### MATERIAL FOR THIS EXERCISE
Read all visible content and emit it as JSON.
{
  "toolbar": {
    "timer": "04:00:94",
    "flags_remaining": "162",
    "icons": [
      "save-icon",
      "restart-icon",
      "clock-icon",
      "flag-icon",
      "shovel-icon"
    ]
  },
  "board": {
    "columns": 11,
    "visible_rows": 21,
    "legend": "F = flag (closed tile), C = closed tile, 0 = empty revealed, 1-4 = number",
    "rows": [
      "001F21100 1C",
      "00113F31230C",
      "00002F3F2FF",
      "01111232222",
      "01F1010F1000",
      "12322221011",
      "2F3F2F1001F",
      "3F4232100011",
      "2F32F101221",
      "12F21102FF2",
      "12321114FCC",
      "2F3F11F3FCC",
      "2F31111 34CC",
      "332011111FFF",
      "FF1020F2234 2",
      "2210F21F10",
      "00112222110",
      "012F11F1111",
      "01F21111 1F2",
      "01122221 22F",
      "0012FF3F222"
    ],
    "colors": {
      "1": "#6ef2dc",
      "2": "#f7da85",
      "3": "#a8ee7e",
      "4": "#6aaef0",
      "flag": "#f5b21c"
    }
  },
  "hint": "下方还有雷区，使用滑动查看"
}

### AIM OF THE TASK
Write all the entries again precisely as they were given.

### RESULT OF THIS EXERCISE
Read all visible content and emit it as JSON.
{
  "toolbar": {
    "timer": "04:00:94",
    "flags_remaining": "162",
    "icons": [
      "save-icon",
      "restart-icon",
      "clock-icon",
      "flag-icon",
      "shovel-icon"
    ]
  },
  "board": {
    "columns": 11,
    "visible_rows": 21,
    "legend": "F = flag (closed tile), C = closed tile, 0 = empty revealed, 1-4 = number",
    "rows": [
      "001F21100 1C",
      "00113F31230C",
      "00002F3F2FF",
      "01111232222",
      "01F1010F1000",
      "12322221011",
      "2F3F2F1001F",
      "3F4232100011",
      "2F32F101221",
      "12F21102FF2",
      "12321114FCC",
      "2F3F11F3FCC",
      "2F31111 34CC",
      "332011111FFF",
      "FF1020F2234 2",
      "2210F21F10",
      "00112222110",
      "012F11F1111",
      "01F21111 1F2",
      "01122221 22F",
      "0012FF3F222"
    ],
    "colors": {
      "1": "#6ef2dc",
      "2": "#f7da85",
      "3": "#a8ee7e",
      "4": "#6aaef0",
      "flag": "#f5b21c"
    }
  },
  "hint": "下方还有雷区，使用滑动查看"
}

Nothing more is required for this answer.